**What you are asked to do**
Within the lines below, find those that hold the string "значения" and copy each one.

**Records for this task**

◇ ◇ ◇ ◇ ◇

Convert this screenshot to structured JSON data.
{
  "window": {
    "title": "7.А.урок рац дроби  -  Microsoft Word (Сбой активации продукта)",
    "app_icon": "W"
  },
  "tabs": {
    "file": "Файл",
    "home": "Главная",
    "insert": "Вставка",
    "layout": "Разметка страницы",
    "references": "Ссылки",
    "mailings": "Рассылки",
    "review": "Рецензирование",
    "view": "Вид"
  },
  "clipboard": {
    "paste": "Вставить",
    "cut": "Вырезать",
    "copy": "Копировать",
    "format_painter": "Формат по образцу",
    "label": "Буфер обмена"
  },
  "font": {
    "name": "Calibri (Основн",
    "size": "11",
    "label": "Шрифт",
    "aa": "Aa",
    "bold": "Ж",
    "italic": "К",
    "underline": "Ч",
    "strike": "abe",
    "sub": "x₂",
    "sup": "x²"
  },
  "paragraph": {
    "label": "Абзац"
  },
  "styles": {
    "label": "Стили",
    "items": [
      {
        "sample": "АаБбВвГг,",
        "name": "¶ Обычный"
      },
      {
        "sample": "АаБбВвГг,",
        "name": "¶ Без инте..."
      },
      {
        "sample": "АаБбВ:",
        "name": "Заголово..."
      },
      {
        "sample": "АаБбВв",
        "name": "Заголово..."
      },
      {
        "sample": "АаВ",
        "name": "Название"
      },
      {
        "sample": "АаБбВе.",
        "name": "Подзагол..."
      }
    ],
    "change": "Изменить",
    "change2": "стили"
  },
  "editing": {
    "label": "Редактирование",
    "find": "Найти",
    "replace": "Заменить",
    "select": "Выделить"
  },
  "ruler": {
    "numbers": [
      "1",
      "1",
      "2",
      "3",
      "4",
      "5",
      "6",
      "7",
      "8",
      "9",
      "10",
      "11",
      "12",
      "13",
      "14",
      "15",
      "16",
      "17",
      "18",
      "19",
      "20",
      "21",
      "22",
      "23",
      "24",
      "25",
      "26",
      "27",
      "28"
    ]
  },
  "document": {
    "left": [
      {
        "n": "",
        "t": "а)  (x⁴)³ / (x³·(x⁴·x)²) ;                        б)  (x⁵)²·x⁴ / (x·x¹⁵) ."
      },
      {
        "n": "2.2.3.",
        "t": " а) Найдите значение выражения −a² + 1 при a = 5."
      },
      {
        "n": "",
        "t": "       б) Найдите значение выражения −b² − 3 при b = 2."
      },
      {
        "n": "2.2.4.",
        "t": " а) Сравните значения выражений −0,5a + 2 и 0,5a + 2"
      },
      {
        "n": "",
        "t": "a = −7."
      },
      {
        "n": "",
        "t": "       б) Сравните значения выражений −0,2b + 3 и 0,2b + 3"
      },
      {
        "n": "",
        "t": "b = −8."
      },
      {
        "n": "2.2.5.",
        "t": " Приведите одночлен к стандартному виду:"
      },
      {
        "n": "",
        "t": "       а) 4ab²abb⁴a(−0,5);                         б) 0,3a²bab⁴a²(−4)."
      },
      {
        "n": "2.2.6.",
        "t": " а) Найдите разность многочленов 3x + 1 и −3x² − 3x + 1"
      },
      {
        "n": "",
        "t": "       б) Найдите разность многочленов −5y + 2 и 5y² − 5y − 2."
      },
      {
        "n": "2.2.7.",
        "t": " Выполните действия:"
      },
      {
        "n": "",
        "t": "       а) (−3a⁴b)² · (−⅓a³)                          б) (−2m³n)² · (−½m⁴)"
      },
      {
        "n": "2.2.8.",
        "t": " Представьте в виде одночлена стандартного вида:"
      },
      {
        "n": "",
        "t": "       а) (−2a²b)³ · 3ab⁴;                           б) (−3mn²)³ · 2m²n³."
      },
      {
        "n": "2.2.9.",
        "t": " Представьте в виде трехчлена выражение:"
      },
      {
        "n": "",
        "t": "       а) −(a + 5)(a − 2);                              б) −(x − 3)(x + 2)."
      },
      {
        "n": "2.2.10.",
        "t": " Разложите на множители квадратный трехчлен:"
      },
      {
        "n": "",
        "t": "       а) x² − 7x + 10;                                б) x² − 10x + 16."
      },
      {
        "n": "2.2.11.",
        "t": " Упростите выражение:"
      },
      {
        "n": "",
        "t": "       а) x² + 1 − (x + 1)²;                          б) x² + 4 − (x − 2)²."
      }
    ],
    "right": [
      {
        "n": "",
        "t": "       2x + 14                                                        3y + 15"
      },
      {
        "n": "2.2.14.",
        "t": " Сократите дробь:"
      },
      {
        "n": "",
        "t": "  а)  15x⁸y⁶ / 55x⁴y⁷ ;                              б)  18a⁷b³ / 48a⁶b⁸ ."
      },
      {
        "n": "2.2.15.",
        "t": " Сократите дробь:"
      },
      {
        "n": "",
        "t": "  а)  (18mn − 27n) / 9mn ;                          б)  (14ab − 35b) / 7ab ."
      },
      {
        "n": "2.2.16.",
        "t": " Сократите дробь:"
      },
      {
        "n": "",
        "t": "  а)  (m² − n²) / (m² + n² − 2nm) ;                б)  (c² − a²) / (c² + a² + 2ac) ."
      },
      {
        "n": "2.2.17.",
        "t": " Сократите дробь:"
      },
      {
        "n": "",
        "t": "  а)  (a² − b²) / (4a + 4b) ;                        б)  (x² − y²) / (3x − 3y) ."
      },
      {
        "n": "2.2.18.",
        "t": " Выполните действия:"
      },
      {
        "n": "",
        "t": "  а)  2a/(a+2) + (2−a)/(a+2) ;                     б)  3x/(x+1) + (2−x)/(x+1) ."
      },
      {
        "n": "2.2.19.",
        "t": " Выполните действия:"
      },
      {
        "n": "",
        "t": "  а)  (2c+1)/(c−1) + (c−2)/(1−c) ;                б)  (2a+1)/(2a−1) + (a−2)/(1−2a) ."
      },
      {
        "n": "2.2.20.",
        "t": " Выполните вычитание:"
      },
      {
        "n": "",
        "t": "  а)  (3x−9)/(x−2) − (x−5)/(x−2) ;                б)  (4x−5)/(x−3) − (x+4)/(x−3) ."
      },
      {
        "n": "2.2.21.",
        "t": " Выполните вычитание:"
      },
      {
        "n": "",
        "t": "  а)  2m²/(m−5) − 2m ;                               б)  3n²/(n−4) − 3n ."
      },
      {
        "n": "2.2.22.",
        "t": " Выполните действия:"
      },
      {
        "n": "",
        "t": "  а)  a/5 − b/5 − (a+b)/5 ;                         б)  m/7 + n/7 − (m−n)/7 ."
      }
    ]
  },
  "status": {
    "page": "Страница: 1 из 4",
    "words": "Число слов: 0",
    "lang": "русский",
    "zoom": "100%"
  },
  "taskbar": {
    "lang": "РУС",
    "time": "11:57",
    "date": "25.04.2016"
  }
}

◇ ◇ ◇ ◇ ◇

**Exercise solution**
        "t": " а) Сравните значения выражений −0,5a + 2 и 0,5a + 2"
        "t": "       б) Сравните значения выражений −0,2b + 3 и 0,2b + 3"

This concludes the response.